Food, health, Life
Comments 2

Magnesium Deficiency: Boost your Magnesium Levels !

Magnesium is becoming an ever important vitamin it todays world. Busy lifestyles, high stress jobs, diet and overindulgence is leading people into a dangerous territory they otherwise might not be aware of. Magnesium deficiency is becoming a talked about topic in the health world and you might shrug it off until you realise you fit into this category. 

I discovered I belonged to this category over two years ago. I was suffering from anxiety, high stress, extremely tense muscles and mood changes that were becoming noticeable to my peers. My naturopath saw that I was lacking in some key minerals, one being magnesium. I decided to buy some Ionic Magnesium to build up my bodies levels again and lessen the symptoms I was having.

Magnesium deficiency is caused by high stress on the body, poor diet, excess alcohol and coffee consumption, and our busy modern lifestyles. Magnesium is responsible for many functions within the body that are important to carry out its processes. Magnesium deficiency can be tested through a blood test but some researchers argue that the magnesium levels in your blood reflect and accurate measure of the magnesium that is present in other parts of the body including bone and muscle.

Some of the symptoms you might be experiencing from Magnesium deficiency may include: Muscle twitches, cramps and tightness. Insomnia, anxiety and behavioural disturbances or changes. headaches, pain and sleeping problems. Increased PMS symptoms, brain fog and more. Because these symptoms fall into the general category they may not be noticed or linked to Magnesium deficiency straight away.

Magnesium deficiency and most health problems can be aided by diet. Magnesium rich foods are important to keep our bodies levels up. People with a deficiency may not be having enough of these foods because of poor food and diet choices. Also excessive alcohol and coffee consumption can lessen the amount of magnesium in the body that is trying to be absorbed in different parts of our body due to increased passing of bodily fluids. A great way to up magnesium levels without the use of supplements is to focus on eating nuts and seeds such as brasil nuts ,almonds, cashews, sunflower and sesame seeds. Also leafy greens such as spinach and silverbeet are also high in magnesium and other essential minerals and nutrients we need to support our body with. Bran, wheat and oats also have a great level of magnesium as well as beans. Focusing on these food types and integrating them into your daily meals or adding them to lunch or dinner is a great way to give yourself a boost.

If you feel like a dietary change is not enough you can try a supplement. I love the Go Healthy Range Because it is a New Zealand range and the formulas for many of their supplements are extremely potent and are made with clean ingredients. GO Magnesium 1-A-Day contains a highly bioavailable form of Magnesium, naturally sourced from seawater and extracted from the clean waters off the Irish coast. Go healthy take pride in providing potent effective and clean ingredients form sources within New Zealand and abroad.

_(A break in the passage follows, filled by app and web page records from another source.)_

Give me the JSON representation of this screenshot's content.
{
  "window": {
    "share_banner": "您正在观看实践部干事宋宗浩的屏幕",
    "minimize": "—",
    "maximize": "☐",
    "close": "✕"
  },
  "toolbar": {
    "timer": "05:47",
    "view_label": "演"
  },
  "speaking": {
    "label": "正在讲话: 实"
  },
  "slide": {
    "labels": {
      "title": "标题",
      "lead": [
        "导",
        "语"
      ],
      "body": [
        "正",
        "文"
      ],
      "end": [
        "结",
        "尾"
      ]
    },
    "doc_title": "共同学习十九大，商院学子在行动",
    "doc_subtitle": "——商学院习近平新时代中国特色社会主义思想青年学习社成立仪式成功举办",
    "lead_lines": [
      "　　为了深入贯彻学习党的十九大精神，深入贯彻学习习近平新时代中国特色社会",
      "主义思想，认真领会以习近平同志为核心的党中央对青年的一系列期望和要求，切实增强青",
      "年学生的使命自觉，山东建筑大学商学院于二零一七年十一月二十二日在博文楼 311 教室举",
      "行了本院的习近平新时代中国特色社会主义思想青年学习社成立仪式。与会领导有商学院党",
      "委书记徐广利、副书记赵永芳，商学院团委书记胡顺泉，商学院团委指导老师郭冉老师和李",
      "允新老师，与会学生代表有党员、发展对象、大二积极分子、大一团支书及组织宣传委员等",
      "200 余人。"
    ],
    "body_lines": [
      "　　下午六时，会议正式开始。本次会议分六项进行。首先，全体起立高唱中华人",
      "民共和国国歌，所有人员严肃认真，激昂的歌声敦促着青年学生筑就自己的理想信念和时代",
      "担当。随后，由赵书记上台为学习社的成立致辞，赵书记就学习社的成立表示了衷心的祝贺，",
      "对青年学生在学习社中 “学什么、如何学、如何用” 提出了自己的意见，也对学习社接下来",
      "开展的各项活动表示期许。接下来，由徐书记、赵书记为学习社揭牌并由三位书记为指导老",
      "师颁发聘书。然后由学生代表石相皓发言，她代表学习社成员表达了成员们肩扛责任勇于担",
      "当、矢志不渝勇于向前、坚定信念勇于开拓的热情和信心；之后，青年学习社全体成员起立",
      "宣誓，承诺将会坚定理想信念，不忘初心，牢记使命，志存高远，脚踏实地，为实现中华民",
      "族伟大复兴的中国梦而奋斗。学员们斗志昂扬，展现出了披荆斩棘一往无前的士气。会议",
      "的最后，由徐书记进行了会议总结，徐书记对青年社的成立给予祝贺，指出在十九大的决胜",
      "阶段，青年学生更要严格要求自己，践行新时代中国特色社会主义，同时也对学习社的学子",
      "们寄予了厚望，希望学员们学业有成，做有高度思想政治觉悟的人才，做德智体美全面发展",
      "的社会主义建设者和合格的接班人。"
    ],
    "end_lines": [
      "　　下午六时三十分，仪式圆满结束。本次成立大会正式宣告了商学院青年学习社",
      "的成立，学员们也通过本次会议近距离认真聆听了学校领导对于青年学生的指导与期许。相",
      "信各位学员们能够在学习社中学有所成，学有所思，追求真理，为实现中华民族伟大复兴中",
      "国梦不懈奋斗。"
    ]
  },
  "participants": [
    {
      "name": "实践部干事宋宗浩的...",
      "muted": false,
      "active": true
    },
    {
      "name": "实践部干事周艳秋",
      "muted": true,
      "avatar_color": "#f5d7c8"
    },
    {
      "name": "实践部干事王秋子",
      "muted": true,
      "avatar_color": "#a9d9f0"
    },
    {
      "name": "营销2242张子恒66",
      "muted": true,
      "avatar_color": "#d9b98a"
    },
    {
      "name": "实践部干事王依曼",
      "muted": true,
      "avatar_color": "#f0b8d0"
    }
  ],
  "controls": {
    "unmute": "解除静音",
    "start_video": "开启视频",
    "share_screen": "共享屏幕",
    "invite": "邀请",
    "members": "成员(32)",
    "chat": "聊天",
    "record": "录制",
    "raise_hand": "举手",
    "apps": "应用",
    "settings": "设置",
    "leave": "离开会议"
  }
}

I have been taking Go Healthy Magnesium for a long while now and it’s the best magnesium supplement I have tried along with The BioTrace Concentrated mineral drops which you can add to water. I take it everyday and sometimes if I am having trouble sleeping I will take it 30 minutes before I go to bed instead of during the day. I have noticed a considerable difference in my mood, muscle tension, headache frequency and the ability to relax and have a decent sleep.

If you would like to win a bottle of Go Healthy Go Magnesium 1-a-day go to Facebook and find the competition post.!! Thanks to Bare PR and Go Healthy NZ !!

Note: This is based on my own research and existing materials and studies, I am not a healthcare professional and if you have concerns contact a trusted professional.

Information sourced from:

Vormann, J. (2003). Magnesium: Nutrition and metabolism. Molecular Aspects of Medicine, 24(1), 27-37. doi:10.1016/S0098-2997(02)00089-4

Rude, R. K. (1998), Magnesium Deficiency: A Cause of Heterogenous Disease in Humans. J Bone Miner Res, 13: 749–758. doi: 10.1359/jbmr.1998.13.4.749


  1. Great post Rochelle! I think I might need to look into this – never realised what a big part Magnesium played and the sort of effects it had! Unfortunately I have more than 1…will try a supplement 🙂 X Kershia (

Tell me what you think!

Please log in using one of these methods to post your comment: Logo

You are commenting using your account. Log Out /  Change )

Google photo

You are commenting using your Google account. Log Out /  Change )

Twitter picture

You are commenting using your Twitter account. Log Out /  Change )

Facebook photo

You are commenting using your Facebook account. Log Out /  Change )

Connecting to %s